Leave every image behind and restate the data word for word.

Items from a data source:
__________________________________________________
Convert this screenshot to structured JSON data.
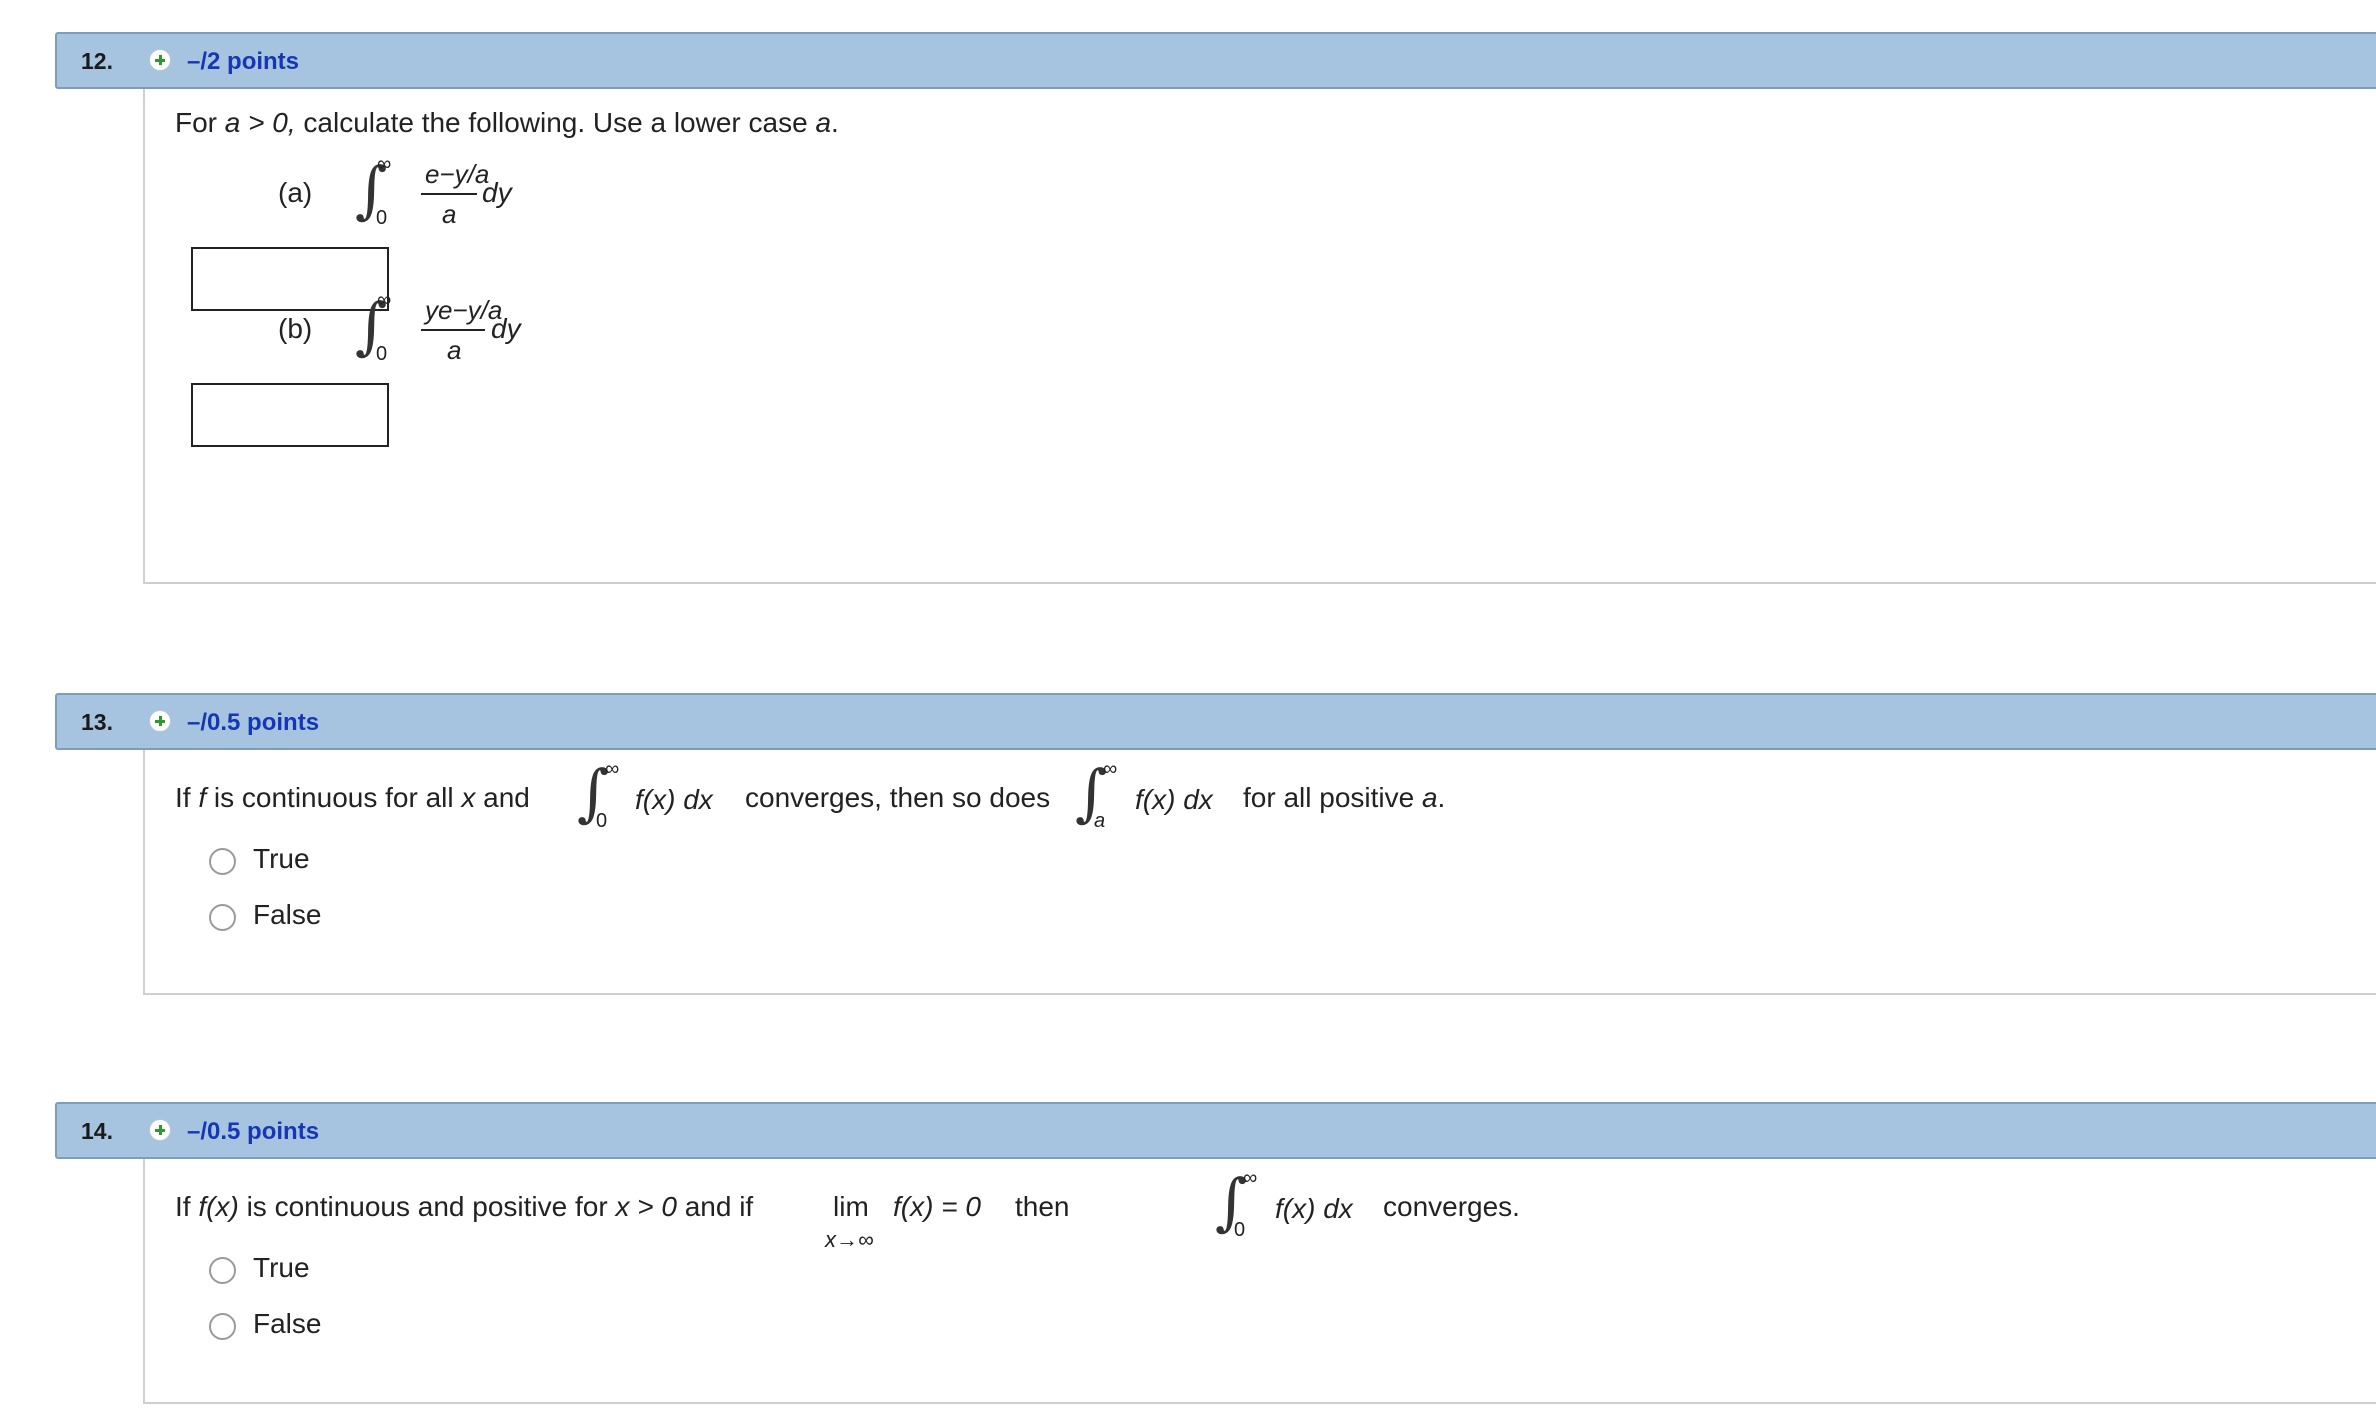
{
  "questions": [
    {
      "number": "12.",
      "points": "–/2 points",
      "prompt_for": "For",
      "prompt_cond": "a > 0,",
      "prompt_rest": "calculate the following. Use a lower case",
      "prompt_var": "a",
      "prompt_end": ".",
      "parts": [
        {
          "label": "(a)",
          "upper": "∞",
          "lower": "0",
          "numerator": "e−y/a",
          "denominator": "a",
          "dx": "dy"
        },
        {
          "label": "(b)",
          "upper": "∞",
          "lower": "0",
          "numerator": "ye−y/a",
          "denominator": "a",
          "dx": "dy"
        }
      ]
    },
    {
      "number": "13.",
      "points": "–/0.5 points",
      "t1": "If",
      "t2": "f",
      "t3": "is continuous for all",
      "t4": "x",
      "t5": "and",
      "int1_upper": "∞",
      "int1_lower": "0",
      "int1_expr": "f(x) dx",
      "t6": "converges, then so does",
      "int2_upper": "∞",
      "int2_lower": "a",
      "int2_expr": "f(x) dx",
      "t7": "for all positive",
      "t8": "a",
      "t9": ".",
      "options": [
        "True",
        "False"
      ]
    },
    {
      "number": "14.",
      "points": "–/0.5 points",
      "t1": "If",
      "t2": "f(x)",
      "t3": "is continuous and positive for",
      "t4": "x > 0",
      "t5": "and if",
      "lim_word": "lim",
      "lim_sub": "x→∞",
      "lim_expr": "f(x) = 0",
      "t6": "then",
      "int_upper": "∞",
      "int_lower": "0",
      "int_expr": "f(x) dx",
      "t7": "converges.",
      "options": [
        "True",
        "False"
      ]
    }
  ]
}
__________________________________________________
Result for this task:
Convert this screenshot to structured JSON data.
{
  "questions": [
    {
      "number": "12.",
      "points": "–/2 points",
      "prompt_for": "For",
      "prompt_cond": "a > 0,",
      "prompt_rest": "calculate the following. Use a lower case",
      "prompt_var": "a",
      "prompt_end": ".",
      "parts": [
        {
          "label": "(a)",
          "upper": "∞",
          "lower": "0",
          "numerator": "e−y/a",
          "denominator": "a",
          "dx": "dy"
        },
        {
          "label": "(b)",
          "upper": "∞",
          "lower": "0",
          "numerator": "ye−y/a",
          "denominator": "a",
          "dx": "dy"
        }
      ]
    },
    {
      "number": "13.",
      "points": "–/0.5 points",
      "t1": "If",
      "t2": "f",
      "t3": "is continuous for all",
      "t4": "x",
      "t5": "and",
      "int1_upper": "∞",
      "int1_lower": "0",
      "int1_expr": "f(x) dx",
      "t6": "converges, then so does",
      "int2_upper": "∞",
      "int2_lower": "a",
      "int2_expr": "f(x) dx",
      "t7": "for all positive",
      "t8": "a",
      "t9": ".",
      "options": [
        "True",
        "False"
      ]
    },
    {
      "number": "14.",
      "points": "–/0.5 points",
      "t1": "If",
      "t2": "f(x)",
      "t3": "is continuous and positive for",
      "t4": "x > 0",
      "t5": "and if",
      "lim_word": "lim",
      "lim_sub": "x→∞",
      "lim_expr": "f(x) = 0",
      "t6": "then",
      "int_upper": "∞",
      "int_lower": "0",
      "int_expr": "f(x) dx",
      "t7": "converges.",
      "options": [
        "True",
        "False"
      ]
    }
  ]
}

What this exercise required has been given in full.